6. Communicate observer expectations

In user interviews where the client is present, I set expectations by saying “I like to ask my questions and then give you the last five or ten minutes to ask yours.” Then I see how the client reacts to it. My new clients readily agreed, demonstrating respect for our process. That allowed me 50 minutes to ask the questions I needed and them the opportunity to dive into their goals and tool expertise.

7. Have a backup recording device

In field research we bring a backup audio recorder in case the camcorder encounters a problem. I had to use the audio recorder in my second and third sessions when I discovered the camcorder shut off.

8. Build in check-ins and breaks to the session schedule

When interviewing, especially in a domain with unfamiliar terminology or with equipment you’re new to, it’s important to have a break to rework what’s not working or to ask clarifying questions from the subject matter experts. We made a reasonable schedule of three short sessions, a lunch break, two sessions, a break, one final session on Thursday, and a final session the next day on Friday. Those breaks were critical for figuring out equipment problems, reviewing notes, clarifying terminology, and rejuvenating. Ideally you get a break after your first session, like any pilot session in user research, but if the schedule doesn’t allow, make the best of those first sessions as gracefully as you can.

9. Get to know your clients

When working with any new people, you have the challenge of building trust and learning your colleagues’ communication style. Socializing with your business colleagues in a relaxed way goes a long way to building trust and understanding, My main client and I had Thursday evening free so we decided to dine together in Virginia Beach. I could have spent all evening talking about the project or trying to sell him on Blink, but I much preferred talking about his travels and backpacking trips. I felt more confident in our communications then on.

10. Write findings only to the extent available in the remaining time

My job was to provide the user research to inform the redesign of the CRM system for this particular sales team.
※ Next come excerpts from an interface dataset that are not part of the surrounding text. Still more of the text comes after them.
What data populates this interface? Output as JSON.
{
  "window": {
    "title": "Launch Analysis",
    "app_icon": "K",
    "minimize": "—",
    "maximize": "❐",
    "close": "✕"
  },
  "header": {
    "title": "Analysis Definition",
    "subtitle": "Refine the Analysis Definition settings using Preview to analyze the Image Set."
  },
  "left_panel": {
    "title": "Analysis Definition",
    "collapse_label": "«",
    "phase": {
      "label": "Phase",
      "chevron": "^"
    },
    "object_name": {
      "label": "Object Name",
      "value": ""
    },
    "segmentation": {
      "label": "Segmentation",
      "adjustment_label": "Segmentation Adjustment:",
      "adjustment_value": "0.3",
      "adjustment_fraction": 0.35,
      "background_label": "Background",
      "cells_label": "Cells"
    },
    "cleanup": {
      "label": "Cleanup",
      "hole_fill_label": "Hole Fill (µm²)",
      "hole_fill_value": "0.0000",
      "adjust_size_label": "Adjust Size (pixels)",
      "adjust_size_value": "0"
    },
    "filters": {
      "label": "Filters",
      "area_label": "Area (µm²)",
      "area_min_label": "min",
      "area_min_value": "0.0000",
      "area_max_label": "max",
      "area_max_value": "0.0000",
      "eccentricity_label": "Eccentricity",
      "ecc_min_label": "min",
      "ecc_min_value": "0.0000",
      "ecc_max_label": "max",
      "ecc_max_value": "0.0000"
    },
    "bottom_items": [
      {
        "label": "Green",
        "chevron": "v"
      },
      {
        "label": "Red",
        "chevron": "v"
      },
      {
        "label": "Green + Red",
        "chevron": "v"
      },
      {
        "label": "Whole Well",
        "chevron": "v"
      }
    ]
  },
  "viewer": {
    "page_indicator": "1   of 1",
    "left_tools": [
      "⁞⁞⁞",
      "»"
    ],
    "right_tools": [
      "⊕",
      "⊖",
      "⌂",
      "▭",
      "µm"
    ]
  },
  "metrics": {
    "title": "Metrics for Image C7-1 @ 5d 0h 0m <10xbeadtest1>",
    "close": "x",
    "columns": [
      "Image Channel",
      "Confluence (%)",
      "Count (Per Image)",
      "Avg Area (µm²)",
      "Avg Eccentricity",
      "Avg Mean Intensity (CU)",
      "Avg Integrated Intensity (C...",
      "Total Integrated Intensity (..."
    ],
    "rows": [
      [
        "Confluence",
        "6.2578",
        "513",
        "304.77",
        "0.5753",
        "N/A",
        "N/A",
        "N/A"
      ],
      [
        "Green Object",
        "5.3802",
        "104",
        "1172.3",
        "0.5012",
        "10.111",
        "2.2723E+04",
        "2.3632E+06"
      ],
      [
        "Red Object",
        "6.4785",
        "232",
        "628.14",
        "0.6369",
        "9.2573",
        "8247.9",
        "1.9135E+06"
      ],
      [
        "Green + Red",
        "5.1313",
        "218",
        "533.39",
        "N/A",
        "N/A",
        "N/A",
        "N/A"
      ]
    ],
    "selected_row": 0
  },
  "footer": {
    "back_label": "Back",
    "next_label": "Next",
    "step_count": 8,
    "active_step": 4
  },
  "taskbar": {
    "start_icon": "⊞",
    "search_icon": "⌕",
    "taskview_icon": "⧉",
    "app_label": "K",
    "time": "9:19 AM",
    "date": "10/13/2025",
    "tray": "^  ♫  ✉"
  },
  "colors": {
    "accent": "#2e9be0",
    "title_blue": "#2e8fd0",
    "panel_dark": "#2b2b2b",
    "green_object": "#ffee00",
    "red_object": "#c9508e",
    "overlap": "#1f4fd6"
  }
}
I focused my summary and wrote three particular sections about the team:

  • How they work
  • What’s important
  • Pain points

I had a short list of overarching usability feedback but did not make an exhaustive accounting of the issues. I needed to write up findings from the eight sales interviews and I started Friday afternoon. Ideally I would have finished those five pages on the plane home Friday but I did require a couple of hours on my Saturday to get ‘er done. The client team reviewed it over the weekend and we were ready to discuss next steps for design Monday morning.

These are tips I used or learned, but I must give credit to our clients. We got to work with very committed, smart, professional people. For example, a critical step in the research’s success was the proactivity of our client’s onsite engineering manager. He called me less than an hour after the kickoff meeting to understand how he could help. He took on scheduling their customers’ sales staff and he even offered me hotel suggestions.

The next time you are faced with demands for quick research, know that you can do it. Sometimes you just have to be scrappy to get things done quickly and if you’re prepared, communicate clearly, use time wisely, and stay healthy, you can get it done.

Have fun!

Roxane is a seasoned user researcher with a warm place in her heart for enterprise applications and the good folks who have to use them. She had not been to Virginia before this trip though will head back someday to visit historic Jamestown.